Task objective ::
Below are records; copy every line in them that holds the word "babel".

Data provided ::
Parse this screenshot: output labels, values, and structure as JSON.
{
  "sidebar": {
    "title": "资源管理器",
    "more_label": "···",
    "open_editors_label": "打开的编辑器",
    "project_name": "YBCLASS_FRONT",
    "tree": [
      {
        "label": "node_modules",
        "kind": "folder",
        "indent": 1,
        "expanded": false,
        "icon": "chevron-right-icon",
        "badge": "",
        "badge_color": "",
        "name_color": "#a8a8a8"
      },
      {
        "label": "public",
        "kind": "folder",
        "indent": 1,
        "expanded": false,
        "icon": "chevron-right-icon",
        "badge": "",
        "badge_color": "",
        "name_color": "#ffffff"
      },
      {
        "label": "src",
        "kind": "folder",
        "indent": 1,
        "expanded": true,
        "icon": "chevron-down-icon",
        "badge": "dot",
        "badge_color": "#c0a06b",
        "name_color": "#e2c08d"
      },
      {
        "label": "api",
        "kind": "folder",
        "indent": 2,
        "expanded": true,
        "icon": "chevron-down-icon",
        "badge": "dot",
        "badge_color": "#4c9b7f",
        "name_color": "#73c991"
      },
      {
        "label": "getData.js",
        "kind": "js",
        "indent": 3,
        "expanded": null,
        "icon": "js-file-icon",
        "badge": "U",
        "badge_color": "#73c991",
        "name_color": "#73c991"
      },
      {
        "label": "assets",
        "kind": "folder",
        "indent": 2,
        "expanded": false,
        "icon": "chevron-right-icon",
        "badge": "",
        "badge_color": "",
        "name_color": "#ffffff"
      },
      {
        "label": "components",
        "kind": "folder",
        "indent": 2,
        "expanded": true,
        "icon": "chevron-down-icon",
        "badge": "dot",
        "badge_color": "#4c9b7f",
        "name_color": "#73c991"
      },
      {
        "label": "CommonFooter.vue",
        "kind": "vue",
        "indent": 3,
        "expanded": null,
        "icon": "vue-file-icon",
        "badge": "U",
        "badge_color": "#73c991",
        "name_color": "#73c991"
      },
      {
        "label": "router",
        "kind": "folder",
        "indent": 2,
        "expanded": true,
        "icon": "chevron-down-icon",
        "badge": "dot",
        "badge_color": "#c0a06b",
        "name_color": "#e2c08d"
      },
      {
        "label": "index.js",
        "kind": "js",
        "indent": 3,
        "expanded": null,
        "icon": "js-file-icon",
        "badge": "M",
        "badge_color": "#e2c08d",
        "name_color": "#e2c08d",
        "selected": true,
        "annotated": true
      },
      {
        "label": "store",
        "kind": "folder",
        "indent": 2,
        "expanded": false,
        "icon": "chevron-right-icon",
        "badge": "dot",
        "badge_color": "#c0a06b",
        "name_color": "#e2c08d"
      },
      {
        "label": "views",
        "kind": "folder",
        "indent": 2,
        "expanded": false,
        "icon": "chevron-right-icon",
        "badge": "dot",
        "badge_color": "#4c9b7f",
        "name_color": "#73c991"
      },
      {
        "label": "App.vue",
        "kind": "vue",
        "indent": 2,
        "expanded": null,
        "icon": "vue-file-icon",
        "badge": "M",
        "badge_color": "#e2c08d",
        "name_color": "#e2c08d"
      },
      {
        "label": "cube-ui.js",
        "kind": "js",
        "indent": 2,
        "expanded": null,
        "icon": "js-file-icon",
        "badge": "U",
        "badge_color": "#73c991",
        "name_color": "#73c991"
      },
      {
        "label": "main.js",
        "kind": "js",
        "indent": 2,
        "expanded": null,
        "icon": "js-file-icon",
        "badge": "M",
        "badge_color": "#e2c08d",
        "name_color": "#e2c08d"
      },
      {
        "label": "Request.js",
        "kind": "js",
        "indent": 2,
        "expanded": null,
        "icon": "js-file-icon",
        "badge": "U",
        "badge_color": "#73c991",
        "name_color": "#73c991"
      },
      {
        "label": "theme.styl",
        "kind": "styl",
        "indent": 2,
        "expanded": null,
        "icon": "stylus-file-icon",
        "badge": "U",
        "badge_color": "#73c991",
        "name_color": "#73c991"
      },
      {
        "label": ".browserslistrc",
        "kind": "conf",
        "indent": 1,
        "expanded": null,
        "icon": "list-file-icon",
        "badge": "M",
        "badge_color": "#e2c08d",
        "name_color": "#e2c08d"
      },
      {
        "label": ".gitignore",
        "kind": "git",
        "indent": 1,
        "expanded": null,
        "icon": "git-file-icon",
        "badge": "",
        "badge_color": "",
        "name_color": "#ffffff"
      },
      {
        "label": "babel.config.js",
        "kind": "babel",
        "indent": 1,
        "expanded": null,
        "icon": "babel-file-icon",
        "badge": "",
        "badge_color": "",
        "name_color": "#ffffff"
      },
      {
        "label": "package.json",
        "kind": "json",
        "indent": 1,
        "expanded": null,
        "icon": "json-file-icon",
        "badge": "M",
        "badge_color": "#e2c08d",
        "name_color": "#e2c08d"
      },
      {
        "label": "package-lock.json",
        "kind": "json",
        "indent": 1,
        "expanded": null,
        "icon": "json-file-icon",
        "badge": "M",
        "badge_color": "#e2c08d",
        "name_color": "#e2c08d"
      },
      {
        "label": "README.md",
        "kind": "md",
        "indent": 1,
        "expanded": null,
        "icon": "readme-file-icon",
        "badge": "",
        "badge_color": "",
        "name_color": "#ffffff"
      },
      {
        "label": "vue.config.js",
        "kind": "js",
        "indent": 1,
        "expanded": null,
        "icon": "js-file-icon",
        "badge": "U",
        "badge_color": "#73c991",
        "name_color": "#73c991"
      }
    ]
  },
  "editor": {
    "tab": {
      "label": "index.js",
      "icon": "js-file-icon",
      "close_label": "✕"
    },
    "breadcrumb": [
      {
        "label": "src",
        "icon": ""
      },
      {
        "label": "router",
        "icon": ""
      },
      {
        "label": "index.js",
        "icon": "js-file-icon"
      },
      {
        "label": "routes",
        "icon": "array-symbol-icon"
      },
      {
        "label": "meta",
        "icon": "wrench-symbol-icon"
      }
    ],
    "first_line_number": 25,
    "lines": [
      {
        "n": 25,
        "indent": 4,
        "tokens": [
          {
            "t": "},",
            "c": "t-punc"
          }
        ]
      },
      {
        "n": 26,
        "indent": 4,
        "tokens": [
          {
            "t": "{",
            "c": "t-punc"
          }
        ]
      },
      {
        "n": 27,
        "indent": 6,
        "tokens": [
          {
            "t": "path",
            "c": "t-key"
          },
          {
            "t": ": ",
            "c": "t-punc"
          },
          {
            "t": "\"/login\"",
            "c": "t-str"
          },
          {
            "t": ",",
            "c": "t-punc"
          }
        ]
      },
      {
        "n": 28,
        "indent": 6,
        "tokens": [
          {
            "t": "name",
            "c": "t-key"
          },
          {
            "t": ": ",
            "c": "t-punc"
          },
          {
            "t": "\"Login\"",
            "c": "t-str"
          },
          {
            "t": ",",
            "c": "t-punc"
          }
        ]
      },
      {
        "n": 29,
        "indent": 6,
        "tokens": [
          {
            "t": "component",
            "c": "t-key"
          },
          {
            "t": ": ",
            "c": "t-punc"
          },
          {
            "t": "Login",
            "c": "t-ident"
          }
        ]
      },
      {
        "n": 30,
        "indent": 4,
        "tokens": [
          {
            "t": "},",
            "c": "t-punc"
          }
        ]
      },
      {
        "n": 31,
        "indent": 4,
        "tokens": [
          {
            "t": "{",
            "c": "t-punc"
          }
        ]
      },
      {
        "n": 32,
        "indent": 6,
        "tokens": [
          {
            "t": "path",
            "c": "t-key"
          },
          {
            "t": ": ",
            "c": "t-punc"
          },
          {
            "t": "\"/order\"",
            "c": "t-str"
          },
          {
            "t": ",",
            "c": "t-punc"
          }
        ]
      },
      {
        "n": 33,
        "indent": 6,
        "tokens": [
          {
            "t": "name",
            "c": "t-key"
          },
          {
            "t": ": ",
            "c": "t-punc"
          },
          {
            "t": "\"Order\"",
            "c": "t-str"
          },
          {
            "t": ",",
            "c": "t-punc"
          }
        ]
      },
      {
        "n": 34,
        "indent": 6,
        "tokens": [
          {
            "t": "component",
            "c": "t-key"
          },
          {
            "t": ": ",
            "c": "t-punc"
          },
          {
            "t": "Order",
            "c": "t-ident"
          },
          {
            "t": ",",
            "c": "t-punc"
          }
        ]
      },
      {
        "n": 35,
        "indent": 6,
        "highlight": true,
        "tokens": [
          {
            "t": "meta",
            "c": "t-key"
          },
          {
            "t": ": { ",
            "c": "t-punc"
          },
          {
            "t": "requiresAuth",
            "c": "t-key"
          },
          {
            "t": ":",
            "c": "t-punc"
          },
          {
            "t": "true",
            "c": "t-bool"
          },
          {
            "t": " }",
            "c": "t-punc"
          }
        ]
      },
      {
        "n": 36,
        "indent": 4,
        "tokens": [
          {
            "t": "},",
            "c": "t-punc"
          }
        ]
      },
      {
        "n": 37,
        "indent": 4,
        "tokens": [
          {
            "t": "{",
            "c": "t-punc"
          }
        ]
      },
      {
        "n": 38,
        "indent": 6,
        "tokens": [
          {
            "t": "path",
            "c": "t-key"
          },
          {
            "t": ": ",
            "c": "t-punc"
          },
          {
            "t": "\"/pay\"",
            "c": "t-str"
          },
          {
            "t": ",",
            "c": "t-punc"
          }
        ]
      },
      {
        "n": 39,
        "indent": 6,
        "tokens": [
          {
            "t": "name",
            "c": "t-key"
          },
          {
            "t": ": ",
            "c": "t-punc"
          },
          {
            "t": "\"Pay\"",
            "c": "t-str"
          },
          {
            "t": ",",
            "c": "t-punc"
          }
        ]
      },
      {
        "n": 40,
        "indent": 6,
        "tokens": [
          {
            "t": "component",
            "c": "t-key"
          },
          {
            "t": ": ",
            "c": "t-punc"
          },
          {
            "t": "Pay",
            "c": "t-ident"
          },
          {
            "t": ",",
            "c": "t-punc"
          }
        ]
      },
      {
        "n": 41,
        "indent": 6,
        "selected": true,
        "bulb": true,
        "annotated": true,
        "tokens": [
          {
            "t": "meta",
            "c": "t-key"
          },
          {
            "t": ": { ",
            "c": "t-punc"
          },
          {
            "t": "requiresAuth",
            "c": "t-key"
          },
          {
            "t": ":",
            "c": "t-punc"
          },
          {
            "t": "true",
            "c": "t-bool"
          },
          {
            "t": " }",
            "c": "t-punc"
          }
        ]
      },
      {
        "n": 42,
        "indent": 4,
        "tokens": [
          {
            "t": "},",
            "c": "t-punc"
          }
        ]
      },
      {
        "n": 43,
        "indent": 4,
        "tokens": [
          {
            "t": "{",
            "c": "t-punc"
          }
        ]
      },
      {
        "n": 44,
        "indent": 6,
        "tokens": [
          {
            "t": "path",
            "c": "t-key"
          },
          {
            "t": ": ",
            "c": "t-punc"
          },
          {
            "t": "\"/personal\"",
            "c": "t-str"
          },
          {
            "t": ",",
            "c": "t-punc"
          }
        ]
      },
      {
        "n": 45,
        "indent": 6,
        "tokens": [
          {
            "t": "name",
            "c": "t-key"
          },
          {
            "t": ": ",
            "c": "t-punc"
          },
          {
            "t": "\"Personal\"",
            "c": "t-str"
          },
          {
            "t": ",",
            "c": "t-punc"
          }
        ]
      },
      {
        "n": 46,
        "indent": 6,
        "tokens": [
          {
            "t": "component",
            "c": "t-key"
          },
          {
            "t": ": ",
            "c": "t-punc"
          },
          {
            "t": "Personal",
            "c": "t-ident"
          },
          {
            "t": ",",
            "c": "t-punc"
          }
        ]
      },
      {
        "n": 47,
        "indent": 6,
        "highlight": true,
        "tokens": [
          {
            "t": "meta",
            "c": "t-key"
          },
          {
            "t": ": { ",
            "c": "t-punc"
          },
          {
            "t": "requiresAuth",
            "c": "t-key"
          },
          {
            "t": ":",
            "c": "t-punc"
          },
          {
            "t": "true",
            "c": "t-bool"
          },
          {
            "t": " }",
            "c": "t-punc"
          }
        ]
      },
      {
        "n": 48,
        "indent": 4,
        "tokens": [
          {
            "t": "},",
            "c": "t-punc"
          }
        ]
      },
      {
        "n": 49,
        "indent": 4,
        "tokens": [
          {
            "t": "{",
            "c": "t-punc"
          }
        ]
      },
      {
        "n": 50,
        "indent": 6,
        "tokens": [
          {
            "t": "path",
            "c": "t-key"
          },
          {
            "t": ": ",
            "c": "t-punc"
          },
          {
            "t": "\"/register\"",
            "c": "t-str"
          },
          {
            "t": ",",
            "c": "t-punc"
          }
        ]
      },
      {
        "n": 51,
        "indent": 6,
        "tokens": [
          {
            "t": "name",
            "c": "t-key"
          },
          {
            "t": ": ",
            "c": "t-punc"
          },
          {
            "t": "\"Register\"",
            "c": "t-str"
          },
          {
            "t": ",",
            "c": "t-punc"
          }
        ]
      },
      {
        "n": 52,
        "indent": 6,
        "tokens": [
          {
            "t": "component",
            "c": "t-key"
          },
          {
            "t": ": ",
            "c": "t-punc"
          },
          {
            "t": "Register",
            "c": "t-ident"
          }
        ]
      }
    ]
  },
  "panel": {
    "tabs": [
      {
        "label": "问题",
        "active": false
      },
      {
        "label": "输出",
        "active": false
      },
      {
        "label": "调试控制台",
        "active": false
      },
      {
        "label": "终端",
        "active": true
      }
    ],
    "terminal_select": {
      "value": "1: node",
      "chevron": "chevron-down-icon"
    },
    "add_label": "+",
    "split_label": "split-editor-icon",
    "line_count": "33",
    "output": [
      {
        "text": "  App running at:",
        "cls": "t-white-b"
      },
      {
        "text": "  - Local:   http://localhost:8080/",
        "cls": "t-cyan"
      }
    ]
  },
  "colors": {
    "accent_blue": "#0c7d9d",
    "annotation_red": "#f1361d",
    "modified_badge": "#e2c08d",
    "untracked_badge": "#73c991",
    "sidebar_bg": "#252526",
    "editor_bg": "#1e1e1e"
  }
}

Answer space ::
        "label": "babel.config.js",
        "kind": "babel",
        "icon": "babel-file-icon",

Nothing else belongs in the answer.